by Dick Innes
You, too, can Live Again
I recently read about an All-American center for the University of California (Berkeley) football team, the Golden Bears, who was a star player in the Grand Final game of the 1929 season played in the famous Rose Bowl in Pasadena, California. His name? Roy Riegals.
Excitement and tension ran high as the California Golden Bears and the Yellowjackets from Georgia Tech battled for victory. Roy played both offense and defense. Close to the end of the first half, a Tech player fumbled the ball. Roy saw his chance, scooped up the loose ball and bolted towards the goal 65 yards away.
There was one problem however. Roy was running toward the wrong goal!
Fortunately, one of his teammates went after him in hot pursuit and managed to tackle him just before he crossed the opposition's goal line!
It's hard to even imagine the embarrassment and shame that Roy must have felt there on the field with thousands of startled eyes focused on him, then walking off the field with head hanging low, and sitting in the locker room with his teammates and coach during the half-time break.
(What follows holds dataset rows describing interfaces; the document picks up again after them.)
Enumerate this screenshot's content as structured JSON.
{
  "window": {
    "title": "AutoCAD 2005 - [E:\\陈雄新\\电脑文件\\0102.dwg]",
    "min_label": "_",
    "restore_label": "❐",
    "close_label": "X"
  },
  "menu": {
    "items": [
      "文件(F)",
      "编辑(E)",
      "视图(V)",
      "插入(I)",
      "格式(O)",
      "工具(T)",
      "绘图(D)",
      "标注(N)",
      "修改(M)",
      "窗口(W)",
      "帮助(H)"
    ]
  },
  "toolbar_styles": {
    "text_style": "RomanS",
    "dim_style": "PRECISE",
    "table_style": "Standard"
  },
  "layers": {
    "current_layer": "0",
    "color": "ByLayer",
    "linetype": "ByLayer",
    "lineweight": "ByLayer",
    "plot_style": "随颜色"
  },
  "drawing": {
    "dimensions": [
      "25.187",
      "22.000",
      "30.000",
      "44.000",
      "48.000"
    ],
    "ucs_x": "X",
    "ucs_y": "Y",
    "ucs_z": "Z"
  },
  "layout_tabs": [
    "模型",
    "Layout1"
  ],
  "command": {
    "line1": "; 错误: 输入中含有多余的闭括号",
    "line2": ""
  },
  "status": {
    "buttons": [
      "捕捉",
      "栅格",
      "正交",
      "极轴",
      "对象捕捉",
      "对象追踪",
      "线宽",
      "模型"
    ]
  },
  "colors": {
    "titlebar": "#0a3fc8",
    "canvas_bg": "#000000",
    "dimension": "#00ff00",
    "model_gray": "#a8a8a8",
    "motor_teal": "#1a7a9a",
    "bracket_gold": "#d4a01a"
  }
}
No doubt the thousands of spectators wondered what Coach Nibbs Price would do with him.
In the locker room the dead silence was broken only by the sobs of the All-American star.
Then Coach Price announced, "Men, the same team that started the first half will start the second half." Roy, with red face and swollen eyes blurted out, "Coach, I can't do it. I've ruined you. I've ruined the University of California. I've ruined myself. I couldn't face that crowd in the stadium to save my life."
"Get up, Roy," the coach said. "Go back on. The game is only half over." Riegals was given a second chance, accepted it, returned to the game and gave one of the most inspiring individual efforts in Rose Bowl history!
Probably many of us can, at least to some degree, identify with Roy Riegals. I certainly can. I've made my share of "going the wrong way mistakes." I remember making a big one on a construction site years ago. I felt terrible but my boss said to me, "The man who never made a mistake never made anything!" I've never forgotten his supportive words. I try to remember them when others around me make mistakes, too.
I'm thankful, too, that God is a God of second chances (third and fourth and many more too). The classic story in the Bible where God gives one of his servants a second chance is the one about Jonah. God was deeply concerned about the city of Nineveh where evil was running rampant and destroying the people.
God "spoke" to Jonah and Jonah got the message loud and clear that he was to go to Nineveh to warn the people there about their self-destructive wicked ways and to turn from these to God.
Because of his prejudices Jonah did not want to go to preach to the people of Nineveh, so he took off for the sea port of Joppa where he boarded a ship that was sailing in the opposite direction, heading for the city of Tarshish.
At sea, according to the biblical record, God caused a raging storm to come up, a storm that threatened to sink the ship and drown everyone on board.
Fearing for their lives, the sailors were angry at Jonah because, instead of calling out to his God as they were to their gods, he was sound asleep down in the hold. They believed that the storm was caused by someone on board so they "drew straws" to see who it might be. Jonah was it . . .so they threw the trouble-maker overboard into the raging sea. Immediately there was a great calm!
But God didn't give up on Jonah or the people of Nineveh. He sent a great fish to swallow Jonah, to bring him to his senses, and to save him from drowning. Down there in the belly of this fish, Jonah was zapped into reality real quick. He had two ways to go his or God's. He chose God's. Smart man. He admitted to God that God was right and he was wrong. . .after which the fish headed for the shore and threw up Jonah onto the beach!
Then comes the good news: "The word of the Lord came to Jonah a second time!"
Even though Jonah blatantly disobeyed God and ran in the opposite direction, he couldn't get away from God. When he came to his senses and admitted his failure, God forgave him, rescued him, and re-commissioned him. The result was that Jonah went to Nineveh and proclaimed God's message. Subsequently, the people of Nineveh turned from their evil ways to God and were saved from self-destruction.
If you have been going the wrong way, aware of it or not, have failed in some way, or perhaps like Jonah have purposefully run from God, or are just feeling a sense of loss, emptiness, or hopelessness, this could very well be God's wake up call to you, calling you to himself. Or if you have strayed from him, chances are that he is using your present circumstances as a means of calling you back to himself. Like Jonah, when we're down in the mouth or in the pits it's impossible for us to see things from God's perspective. One thing is certain, however, God knows where we are, exactly why we are where we are, and what his plans for us are.
Whatever your circumstances are, God wants you to turn to him and call on him for help. No matter what you have ever done or failed to do, God loves you with an everlasting love and will forgive you and help you if you call on him. Why not find a private place, or just in the quiet of your heart tell God right now exactly how you feel, admit to him any wrongs you may have done or wrong ways you have taken and ask him to forgive you and to come into your heart and life.
Like Jonah, God will give you a second chance too.